Three years after it filed for a patent for "a portable multifunction device with a touch screen display," Apple was awarded that patent in a decision by the US Patent & Trademark Office that some onlookers suggest gives the Cupertino company broad ownership of a "capacitive multi-touch interface." That sounds damaging to the many other consumer electronics and PC companies that are using similar interfaces. But it might not be as broad as some believe.

According to an interesting report in PC Magazine, Apple's newly awarded multitouch patent is far more specific and narrow than most understand. That is, the patent isn't for a multi-touch, capacitive interface, or for a touch screen more generally. Instead, it really just covers a specific set of gestures that can be used to navigate around web pages on a mobile, touch-screen device.

Whether the patent is broad or narrow, one thing is certain: Apple is a litigious company and aggressively pursues competitors that it feels are infringing on its property. And that's true whether the claims are legitimate or bogus.

Case in point: District Judge Phyllis Hamilton said in a federal court in Oakland on Wednesday that she would review Apple's complaint that Amazon.com's use of the term "App Store" violates an Apple trademark. But she noted that Apple had a "stumbling block" in proving that anyone would actually confuse Amazon's Appstore for Android with Apple's App Store (for the iPhone and related devices). In fact, she says Apple will almost certainly lose this argument.

Apple claims that Amazon is unlawfully using the term "App Store" and has asked a federal court to bar the retailer from using the term for its online store. However, Amazon, Microsoft, and many other firms have argued—correctly—that "App Store" is a generic term for a store that sells apps and that Apple cannot own or protect such a term. Judge Hamilton appears to be well on her way to ruling in favor of that argument, noting Apple's utter lack of evidence to the contrary. She said Apple would "probably" lose the case, but she needs to study some accompanying documentation first.

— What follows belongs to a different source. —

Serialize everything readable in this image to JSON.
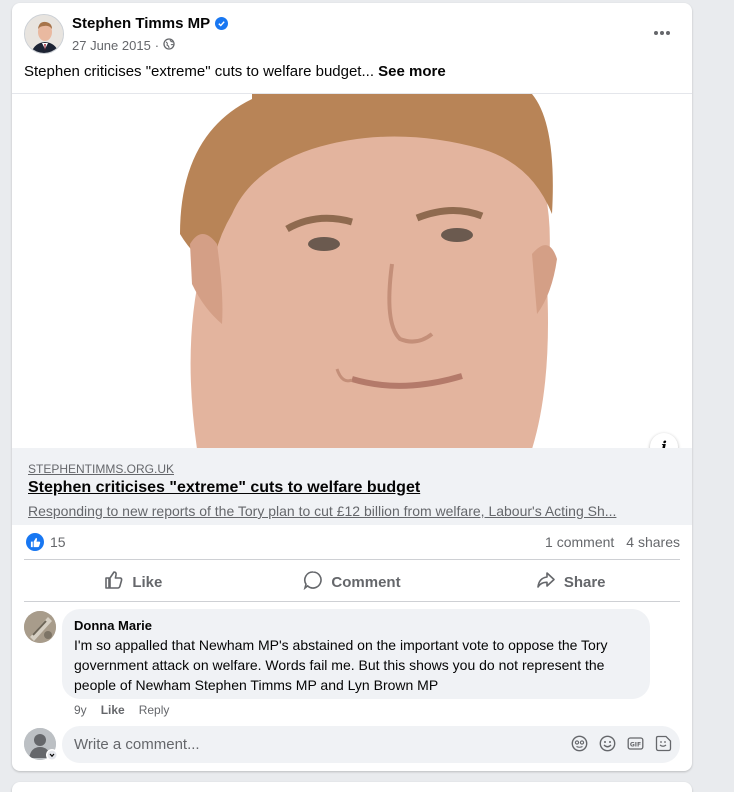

"I'm troubled by the showing that you've [Apple has] made so far, but that's where you're likely not to prevail at this early juncture," she said during a hearing Wednesday.

Apple, for once, was silent and offered no comment on this development.